New Forest Disease (also known as cutaneous and renal glomerular vasculopathy) is a disease similar to Alabama Rot and leads to kidney failure in dogs. It was first seen in the UK in November 2012 and there have been over 60 confirmed cases since. It most commonly occurs between December and March, suggesting a possible winter seasonality.
Clinical signs are caused because blood vessels in the skin and kidney become damaged, leading to the formation of tiny clots within them. This kills the affected tissue and leads to kidney failure and erosions in the skin up to 5cm in diameter. The actual cause is thought to be related to a toxin produced by a bacteria (E coli) which gets into the body through a skin wound (usually on the leg but occasionally face or belly).
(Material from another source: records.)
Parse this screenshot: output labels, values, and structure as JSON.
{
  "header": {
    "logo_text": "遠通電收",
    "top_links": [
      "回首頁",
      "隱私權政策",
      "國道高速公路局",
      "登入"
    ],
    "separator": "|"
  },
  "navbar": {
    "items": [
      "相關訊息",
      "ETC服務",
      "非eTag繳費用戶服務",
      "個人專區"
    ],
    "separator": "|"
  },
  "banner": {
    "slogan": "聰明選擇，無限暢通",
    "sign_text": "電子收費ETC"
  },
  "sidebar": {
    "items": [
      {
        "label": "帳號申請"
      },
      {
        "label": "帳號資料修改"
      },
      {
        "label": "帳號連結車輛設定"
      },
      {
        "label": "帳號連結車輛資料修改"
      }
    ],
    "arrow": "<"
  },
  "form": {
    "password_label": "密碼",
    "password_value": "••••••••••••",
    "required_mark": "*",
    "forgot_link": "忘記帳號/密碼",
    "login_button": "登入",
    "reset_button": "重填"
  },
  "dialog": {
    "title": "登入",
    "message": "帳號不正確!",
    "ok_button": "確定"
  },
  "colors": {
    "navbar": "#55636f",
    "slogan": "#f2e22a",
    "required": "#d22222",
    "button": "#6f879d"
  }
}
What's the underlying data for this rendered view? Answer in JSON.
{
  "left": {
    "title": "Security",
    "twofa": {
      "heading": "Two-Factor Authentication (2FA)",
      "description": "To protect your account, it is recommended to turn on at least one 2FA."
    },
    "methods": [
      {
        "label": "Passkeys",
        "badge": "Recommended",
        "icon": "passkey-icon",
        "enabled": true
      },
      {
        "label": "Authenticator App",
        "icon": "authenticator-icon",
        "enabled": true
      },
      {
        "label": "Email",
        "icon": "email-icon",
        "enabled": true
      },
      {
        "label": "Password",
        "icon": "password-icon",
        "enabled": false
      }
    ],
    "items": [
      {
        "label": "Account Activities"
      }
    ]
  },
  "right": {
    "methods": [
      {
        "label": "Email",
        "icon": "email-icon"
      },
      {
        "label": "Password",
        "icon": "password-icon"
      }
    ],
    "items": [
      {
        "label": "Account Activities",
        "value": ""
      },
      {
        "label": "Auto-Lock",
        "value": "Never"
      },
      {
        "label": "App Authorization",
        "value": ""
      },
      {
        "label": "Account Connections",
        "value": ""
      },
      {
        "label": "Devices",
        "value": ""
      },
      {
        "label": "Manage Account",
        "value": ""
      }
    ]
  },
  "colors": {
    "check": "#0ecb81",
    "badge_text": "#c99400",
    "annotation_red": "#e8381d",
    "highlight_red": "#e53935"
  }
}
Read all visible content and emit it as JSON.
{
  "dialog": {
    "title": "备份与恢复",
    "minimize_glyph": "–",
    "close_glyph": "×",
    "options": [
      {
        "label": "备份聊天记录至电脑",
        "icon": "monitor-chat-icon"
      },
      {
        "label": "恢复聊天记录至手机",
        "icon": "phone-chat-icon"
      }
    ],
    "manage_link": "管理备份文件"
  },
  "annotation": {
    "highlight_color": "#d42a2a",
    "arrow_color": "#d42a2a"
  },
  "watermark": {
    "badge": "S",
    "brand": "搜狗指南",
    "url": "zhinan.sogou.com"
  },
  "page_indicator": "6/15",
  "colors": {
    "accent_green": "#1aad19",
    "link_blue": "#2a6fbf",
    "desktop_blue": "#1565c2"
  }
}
Diagnosis is generally made on blood tests and clinical signs, but a kidney biopsy may be required to be definitive. However, blood kidney values take a little time to increase and so monitoring for a period of time may be required. The skin lesions are usually seen on face, mouth or lower limbs and initially look superficial, resembling bites, stings and wounds. The average time from skin lesion appearance to the development of kidney disease is 3 days (range 0-10 days), and there does appear to be some dogs where only skin lesions develop.
Treatment is difficult and often unsuccessful once the toxin has done its damage, so early treatment of suspicious wounds with antibiotics and anti-inflammatories is advised. Please contact the surgery if you are concerned about any wound on your dog.